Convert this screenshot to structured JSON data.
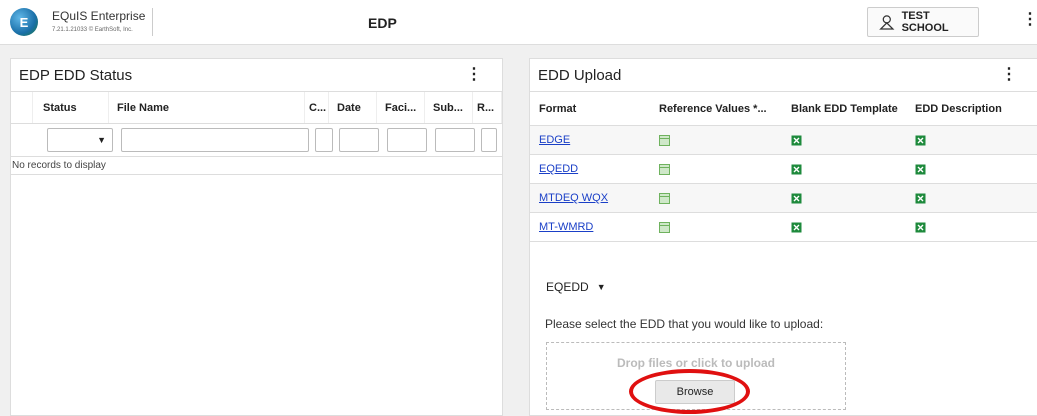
{
  "header": {
    "logo_letter": "E",
    "app_name": "EQuIS Enterprise",
    "app_version": "7.21.1.21033 © EarthSoft, Inc.",
    "page_title": "EDP",
    "org_button": "TEST SCHOOL"
  },
  "status_panel": {
    "title": "EDP EDD Status",
    "columns": [
      "Status",
      "File Name",
      "C...",
      "Date",
      "Faci...",
      "Sub...",
      "R..."
    ],
    "empty_message": "No records to display"
  },
  "upload_panel": {
    "title": "EDD Upload",
    "columns": [
      "Format",
      "Reference Values *...",
      "Blank EDD Template",
      "EDD Description"
    ],
    "rows": [
      {
        "format": "EDGE"
      },
      {
        "format": "EQEDD"
      },
      {
        "format": "MTDEQ WQX"
      },
      {
        "format": "MT-WMRD"
      }
    ],
    "selected_format": "EQEDD",
    "prompt": "Please select the EDD that you would like to upload:",
    "dropzone_text": "Drop files or click to upload",
    "browse_label": "Browse"
  },
  "colors": {
    "link": "#1a3fc7",
    "highlight": "#e01010",
    "excel_green": "#1e8a3c"
  }
}
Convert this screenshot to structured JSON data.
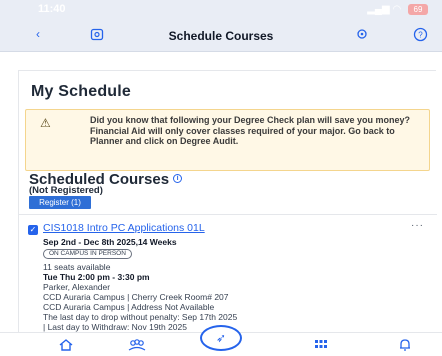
{
  "status": {
    "time": "11:40",
    "battery": "69"
  },
  "nav": {
    "title": "Schedule Courses",
    "back_icon": "chevron-left-icon",
    "help_icon": "help-icon"
  },
  "page": {
    "title": "My Schedule"
  },
  "notice": {
    "icon": "warning-icon",
    "text": "Did you know that following your Degree Check plan will save you money? Financial Aid will only cover classes required of your major. Go back to Planner and click on Degree Audit."
  },
  "scheduled": {
    "title": "Scheduled Courses",
    "subtitle": "(Not Registered)",
    "register_label": "Register (1)"
  },
  "course": {
    "title": "CIS1018 Intro PC Applications 01L",
    "more": "···",
    "dates": "Sep 2nd - Dec 8th 2025,14 Weeks",
    "mode": "On Campus In Person",
    "seats": "11 seats available",
    "schedule": "Tue Thu 2:00 pm - 3:30 pm",
    "instructor": "Parker, Alexander",
    "location1": "CCD Auraria Campus | Cherry Creek Room# 207",
    "location2": "CCD Auraria Campus | Address Not Available",
    "drop1": "The last day to drop without penalty: Sep 17th 2025",
    "drop2": "| Last day to Withdraw: Nov 19th 2025"
  },
  "tabbar": {
    "items": [
      "home-icon",
      "people-icon",
      "rocket-icon",
      "grid-icon",
      "bell-icon"
    ]
  },
  "colors": {
    "accent": "#2563eb",
    "notice_bg": "#fff8e6",
    "navbar_bg": "#e9edf5"
  }
}
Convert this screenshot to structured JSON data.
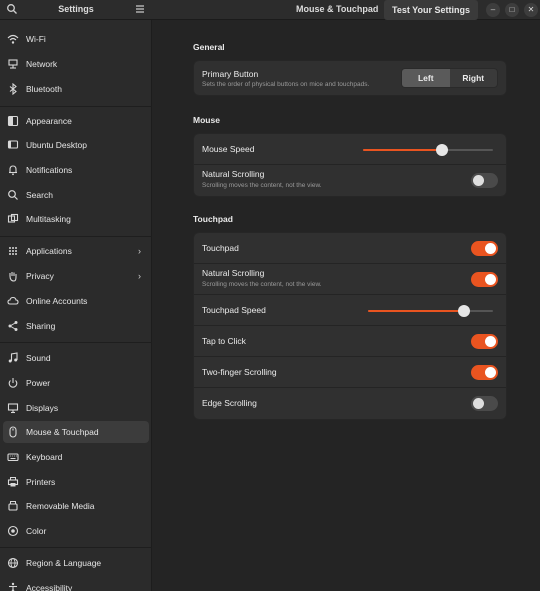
{
  "sidebar_header": {
    "title": "Settings"
  },
  "main_header": {
    "title": "Mouse & Touchpad",
    "test_button": "Test Your Settings"
  },
  "sidebar": {
    "items": [
      {
        "label": "Wi-Fi",
        "icon": "wifi-icon"
      },
      {
        "label": "Network",
        "icon": "network-icon"
      },
      {
        "label": "Bluetooth",
        "icon": "bluetooth-icon"
      },
      {
        "label": "Appearance",
        "icon": "appearance-icon"
      },
      {
        "label": "Ubuntu Desktop",
        "icon": "desktop-icon"
      },
      {
        "label": "Notifications",
        "icon": "bell-icon"
      },
      {
        "label": "Search",
        "icon": "search-icon"
      },
      {
        "label": "Multitasking",
        "icon": "multitasking-icon"
      },
      {
        "label": "Applications",
        "icon": "apps-icon"
      },
      {
        "label": "Privacy",
        "icon": "hand-icon"
      },
      {
        "label": "Online Accounts",
        "icon": "cloud-icon"
      },
      {
        "label": "Sharing",
        "icon": "share-icon"
      },
      {
        "label": "Sound",
        "icon": "music-note-icon"
      },
      {
        "label": "Power",
        "icon": "power-icon"
      },
      {
        "label": "Displays",
        "icon": "monitor-icon"
      },
      {
        "label": "Mouse & Touchpad",
        "icon": "mouse-icon"
      },
      {
        "label": "Keyboard",
        "icon": "keyboard-icon"
      },
      {
        "label": "Printers",
        "icon": "printer-icon"
      },
      {
        "label": "Removable Media",
        "icon": "usb-drive-icon"
      },
      {
        "label": "Color",
        "icon": "palette-icon"
      },
      {
        "label": "Region & Language",
        "icon": "globe-icon"
      },
      {
        "label": "Accessibility",
        "icon": "accessibility-icon"
      }
    ]
  },
  "general": {
    "title": "General",
    "primary_button": {
      "label": "Primary Button",
      "subtitle": "Sets the order of physical buttons on mice and touchpads.",
      "options": [
        "Left",
        "Right"
      ],
      "selected": "Left"
    }
  },
  "mouse": {
    "title": "Mouse",
    "speed": {
      "label": "Mouse Speed",
      "value_fraction": 0.61
    },
    "natural_scrolling": {
      "label": "Natural Scrolling",
      "subtitle": "Scrolling moves the content, not the view.",
      "on": false
    }
  },
  "touchpad": {
    "title": "Touchpad",
    "touchpad": {
      "label": "Touchpad",
      "on": true
    },
    "natural_scrolling": {
      "label": "Natural Scrolling",
      "subtitle": "Scrolling moves the content, not the view.",
      "on": true
    },
    "speed": {
      "label": "Touchpad Speed",
      "value_fraction": 0.77
    },
    "tap_to_click": {
      "label": "Tap to Click",
      "on": true
    },
    "two_finger_scrolling": {
      "label": "Two-finger Scrolling",
      "on": true
    },
    "edge_scrolling": {
      "label": "Edge Scrolling",
      "on": false
    }
  },
  "colors": {
    "accent": "#e95420",
    "background": "#242424",
    "sidebar": "#2b2b2b",
    "panel": "#303030"
  }
}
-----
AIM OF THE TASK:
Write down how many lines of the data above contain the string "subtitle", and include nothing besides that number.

FINISHED TASK:
4